SUPPLIED MATERIAL:
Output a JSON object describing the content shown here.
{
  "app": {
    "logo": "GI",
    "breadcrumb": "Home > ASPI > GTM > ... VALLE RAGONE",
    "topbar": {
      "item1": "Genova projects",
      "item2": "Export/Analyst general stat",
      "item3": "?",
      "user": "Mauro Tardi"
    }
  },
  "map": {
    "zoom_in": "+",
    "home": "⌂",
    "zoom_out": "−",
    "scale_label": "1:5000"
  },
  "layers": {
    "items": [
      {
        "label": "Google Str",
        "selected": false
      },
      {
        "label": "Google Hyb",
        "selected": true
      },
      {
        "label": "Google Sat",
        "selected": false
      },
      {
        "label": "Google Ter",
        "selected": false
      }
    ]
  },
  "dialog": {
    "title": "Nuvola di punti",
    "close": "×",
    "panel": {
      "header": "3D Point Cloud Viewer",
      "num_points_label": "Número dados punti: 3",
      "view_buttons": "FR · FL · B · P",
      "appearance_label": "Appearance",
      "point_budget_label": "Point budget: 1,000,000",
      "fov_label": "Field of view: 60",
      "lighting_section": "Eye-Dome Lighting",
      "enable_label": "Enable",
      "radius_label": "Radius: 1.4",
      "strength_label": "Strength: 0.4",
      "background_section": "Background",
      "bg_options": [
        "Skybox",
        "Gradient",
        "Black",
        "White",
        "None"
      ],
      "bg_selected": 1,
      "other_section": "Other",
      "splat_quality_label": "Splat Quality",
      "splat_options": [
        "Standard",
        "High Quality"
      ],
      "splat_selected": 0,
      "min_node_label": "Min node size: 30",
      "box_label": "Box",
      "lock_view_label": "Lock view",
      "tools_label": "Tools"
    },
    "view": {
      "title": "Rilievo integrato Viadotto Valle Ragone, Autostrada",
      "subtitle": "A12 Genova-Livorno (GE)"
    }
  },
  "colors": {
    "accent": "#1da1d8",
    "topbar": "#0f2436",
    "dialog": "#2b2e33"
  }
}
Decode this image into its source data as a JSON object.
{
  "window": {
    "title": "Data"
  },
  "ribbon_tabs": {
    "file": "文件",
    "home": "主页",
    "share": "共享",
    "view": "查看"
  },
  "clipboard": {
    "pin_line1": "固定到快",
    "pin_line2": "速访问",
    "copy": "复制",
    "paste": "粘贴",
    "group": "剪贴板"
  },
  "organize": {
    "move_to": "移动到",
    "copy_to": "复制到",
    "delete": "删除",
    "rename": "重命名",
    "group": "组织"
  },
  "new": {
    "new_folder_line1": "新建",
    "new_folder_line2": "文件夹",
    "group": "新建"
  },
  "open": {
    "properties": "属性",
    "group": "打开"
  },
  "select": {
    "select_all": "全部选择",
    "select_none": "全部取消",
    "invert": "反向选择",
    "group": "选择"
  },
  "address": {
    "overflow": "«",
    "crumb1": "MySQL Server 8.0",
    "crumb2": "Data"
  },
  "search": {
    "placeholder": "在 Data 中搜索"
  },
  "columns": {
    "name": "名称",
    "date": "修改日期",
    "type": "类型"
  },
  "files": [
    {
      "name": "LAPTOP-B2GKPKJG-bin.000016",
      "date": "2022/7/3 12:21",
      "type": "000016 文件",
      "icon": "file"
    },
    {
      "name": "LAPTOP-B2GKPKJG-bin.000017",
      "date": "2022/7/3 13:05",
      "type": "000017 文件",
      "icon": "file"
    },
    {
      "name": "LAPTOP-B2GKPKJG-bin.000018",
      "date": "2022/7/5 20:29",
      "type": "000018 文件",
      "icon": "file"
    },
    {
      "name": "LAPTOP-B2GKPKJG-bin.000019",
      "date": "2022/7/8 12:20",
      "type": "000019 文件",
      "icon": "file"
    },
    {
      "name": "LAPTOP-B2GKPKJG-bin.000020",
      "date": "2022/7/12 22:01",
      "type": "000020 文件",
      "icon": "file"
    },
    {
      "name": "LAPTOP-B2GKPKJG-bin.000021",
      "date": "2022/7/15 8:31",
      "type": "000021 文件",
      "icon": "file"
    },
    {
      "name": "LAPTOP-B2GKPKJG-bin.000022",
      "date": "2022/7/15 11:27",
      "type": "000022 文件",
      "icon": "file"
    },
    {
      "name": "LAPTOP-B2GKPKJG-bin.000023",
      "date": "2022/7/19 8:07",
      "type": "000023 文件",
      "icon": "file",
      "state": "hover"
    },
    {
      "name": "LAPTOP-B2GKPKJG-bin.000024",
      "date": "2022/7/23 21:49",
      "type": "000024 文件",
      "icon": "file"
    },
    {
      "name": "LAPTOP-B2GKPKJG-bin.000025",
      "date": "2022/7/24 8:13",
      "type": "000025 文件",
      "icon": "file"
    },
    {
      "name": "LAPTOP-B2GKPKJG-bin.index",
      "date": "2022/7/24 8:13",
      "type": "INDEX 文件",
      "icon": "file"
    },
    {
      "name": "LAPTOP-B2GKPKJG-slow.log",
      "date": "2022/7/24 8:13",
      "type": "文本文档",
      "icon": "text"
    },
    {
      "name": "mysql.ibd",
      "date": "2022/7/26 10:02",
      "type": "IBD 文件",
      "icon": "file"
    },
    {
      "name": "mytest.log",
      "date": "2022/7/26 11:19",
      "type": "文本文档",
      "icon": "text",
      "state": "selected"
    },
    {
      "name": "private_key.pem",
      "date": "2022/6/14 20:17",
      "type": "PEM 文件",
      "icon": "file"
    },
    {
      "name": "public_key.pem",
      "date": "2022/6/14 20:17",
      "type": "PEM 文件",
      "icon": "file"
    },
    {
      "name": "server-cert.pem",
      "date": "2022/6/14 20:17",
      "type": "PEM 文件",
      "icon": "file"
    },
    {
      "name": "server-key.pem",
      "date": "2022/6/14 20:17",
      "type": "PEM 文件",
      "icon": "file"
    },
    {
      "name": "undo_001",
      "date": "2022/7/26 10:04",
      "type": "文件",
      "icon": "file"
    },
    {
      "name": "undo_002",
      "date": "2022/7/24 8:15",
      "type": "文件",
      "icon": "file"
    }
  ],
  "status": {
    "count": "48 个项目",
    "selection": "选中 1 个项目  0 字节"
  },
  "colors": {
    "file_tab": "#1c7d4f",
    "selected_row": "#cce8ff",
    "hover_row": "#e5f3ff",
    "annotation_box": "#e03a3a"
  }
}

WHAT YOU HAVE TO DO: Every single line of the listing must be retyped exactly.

REPLY:
Output a JSON object describing the content shown here.
{
  "app": {
    "logo": "GI",
    "breadcrumb": "Home > ASPI > GTM > ... VALLE RAGONE",
    "topbar": {
      "item1": "Genova projects",
      "item2": "Export/Analyst general stat",
      "item3": "?",
      "user": "Mauro Tardi"
    }
  },
  "map": {
    "zoom_in": "+",
    "home": "⌂",
    "zoom_out": "−",
    "scale_label": "1:5000"
  },
  "layers": {
    "items": [
      {
        "label": "Google Str",
        "selected": false
      },
      {
        "label": "Google Hyb",
        "selected": true
      },
      {
        "label": "Google Sat",
        "selected": false
      },
      {
        "label": "Google Ter",
        "selected": false
      }
    ]
  },
  "dialog": {
    "title": "Nuvola di punti",
    "close": "×",
    "panel": {
      "header": "3D Point Cloud Viewer",
      "num_points_label": "Número dados punti: 3",
      "view_buttons": "FR · FL · B · P",
      "appearance_label": "Appearance",
      "point_budget_label": "Point budget: 1,000,000",
      "fov_label": "Field of view: 60",
      "lighting_section": "Eye-Dome Lighting",
      "enable_label": "Enable",
      "radius_label": "Radius: 1.4",
      "strength_label": "Strength: 0.4",
      "background_section": "Background",
      "bg_options": [
        "Skybox",
        "Gradient",
        "Black",
        "White",
        "None"
      ],
      "bg_selected": 1,
      "other_section": "Other",
      "splat_quality_label": "Splat Quality",
      "splat_options": [
        "Standard",
        "High Quality"
      ],
      "splat_selected": 0,
      "min_node_label": "Min node size: 30",
      "box_label": "Box",
      "lock_view_label": "Lock view",
      "tools_label": "Tools"
    },
    "view": {
      "title": "Rilievo integrato Viadotto Valle Ragone, Autostrada",
      "subtitle": "A12 Genova-Livorno (GE)"
    }
  },
  "colors": {
    "accent": "#1da1d8",
    "topbar": "#0f2436",
    "dialog": "#2b2e33"
  }
}
Decode this image into its source data as a JSON object.
{
  "window": {
    "title": "Data"
  },
  "ribbon_tabs": {
    "file": "文件",
    "home": "主页",
    "share": "共享",
    "view": "查看"
  },
  "clipboard": {
    "pin_line1": "固定到快",
    "pin_line2": "速访问",
    "copy": "复制",
    "paste": "粘贴",
    "group": "剪贴板"
  },
  "organize": {
    "move_to": "移动到",
    "copy_to": "复制到",
    "delete": "删除",
    "rename": "重命名",
    "group": "组织"
  },
  "new": {
    "new_folder_line1": "新建",
    "new_folder_line2": "文件夹",
    "group": "新建"
  },
  "open": {
    "properties": "属性",
    "group": "打开"
  },
  "select": {
    "select_all": "全部选择",
    "select_none": "全部取消",
    "invert": "反向选择",
    "group": "选择"
  },
  "address": {
    "overflow": "«",
    "crumb1": "MySQL Server 8.0",
    "crumb2": "Data"
  },
  "search": {
    "placeholder": "在 Data 中搜索"
  },
  "columns": {
    "name": "名称",
    "date": "修改日期",
    "type": "类型"
  },
  "files": [
    {
      "name": "LAPTOP-B2GKPKJG-bin.000016",
      "date": "2022/7/3 12:21",
      "type": "000016 文件",
      "icon": "file"
    },
    {
      "name": "LAPTOP-B2GKPKJG-bin.000017",
      "date": "2022/7/3 13:05",
      "type": "000017 文件",
      "icon": "file"
    },
    {
      "name": "LAPTOP-B2GKPKJG-bin.000018",
      "date": "2022/7/5 20:29",
      "type": "000018 文件",
      "icon": "file"
    },
    {
      "name": "LAPTOP-B2GKPKJG-bin.000019",
      "date": "2022/7/8 12:20",
      "type": "000019 文件",
      "icon": "file"
    },
    {
      "name": "LAPTOP-B2GKPKJG-bin.000020",
      "date": "2022/7/12 22:01",
      "type": "000020 文件",
      "icon": "file"
    },
    {
      "name": "LAPTOP-B2GKPKJG-bin.000021",
      "date": "2022/7/15 8:31",
      "type": "000021 文件",
      "icon": "file"
    },
    {
      "name": "LAPTOP-B2GKPKJG-bin.000022",
      "date": "2022/7/15 11:27",
      "type": "000022 文件",
      "icon": "file"
    },
    {
      "name": "LAPTOP-B2GKPKJG-bin.000023",
      "date": "2022/7/19 8:07",
      "type": "000023 文件",
      "icon": "file",
      "state": "hover"
    },
    {
      "name": "LAPTOP-B2GKPKJG-bin.000024",
      "date": "2022/7/23 21:49",
      "type": "000024 文件",
      "icon": "file"
    },
    {
      "name": "LAPTOP-B2GKPKJG-bin.000025",
      "date": "2022/7/24 8:13",
      "type": "000025 文件",
      "icon": "file"
    },
    {
      "name": "LAPTOP-B2GKPKJG-bin.index",
      "date": "2022/7/24 8:13",
      "type": "INDEX 文件",
      "icon": "file"
    },
    {
      "name": "LAPTOP-B2GKPKJG-slow.log",
      "date": "2022/7/24 8:13",
      "type": "文本文档",
      "icon": "text"
    },
    {
      "name": "mysql.ibd",
      "date": "2022/7/26 10:02",
      "type": "IBD 文件",
      "icon": "file"
    },
    {
      "name": "mytest.log",
      "date": "2022/7/26 11:19",
      "type": "文本文档",
      "icon": "text",
      "state": "selected"
    },
    {
      "name": "private_key.pem",
      "date": "2022/6/14 20:17",
      "type": "PEM 文件",
      "icon": "file"
    },
    {
      "name": "public_key.pem",
      "date": "2022/6/14 20:17",
      "type": "PEM 文件",
      "icon": "file"
    },
    {
      "name": "server-cert.pem",
      "date": "2022/6/14 20:17",
      "type": "PEM 文件",
      "icon": "file"
    },
    {
      "name": "server-key.pem",
      "date": "2022/6/14 20:17",
      "type": "PEM 文件",
      "icon": "file"
    },
    {
      "name": "undo_001",
      "date": "2022/7/26 10:04",
      "type": "文件",
      "icon": "file"
    },
    {
      "name": "undo_002",
      "date": "2022/7/24 8:15",
      "type": "文件",
      "icon": "file"
    }
  ],
  "status": {
    "count": "48 个项目",
    "selection": "选中 1 个项目  0 字节"
  },
  "colors": {
    "file_tab": "#1c7d4f",
    "selected_row": "#cce8ff",
    "hover_row": "#e5f3ff",
    "annotation_box": "#e03a3a"
  }
}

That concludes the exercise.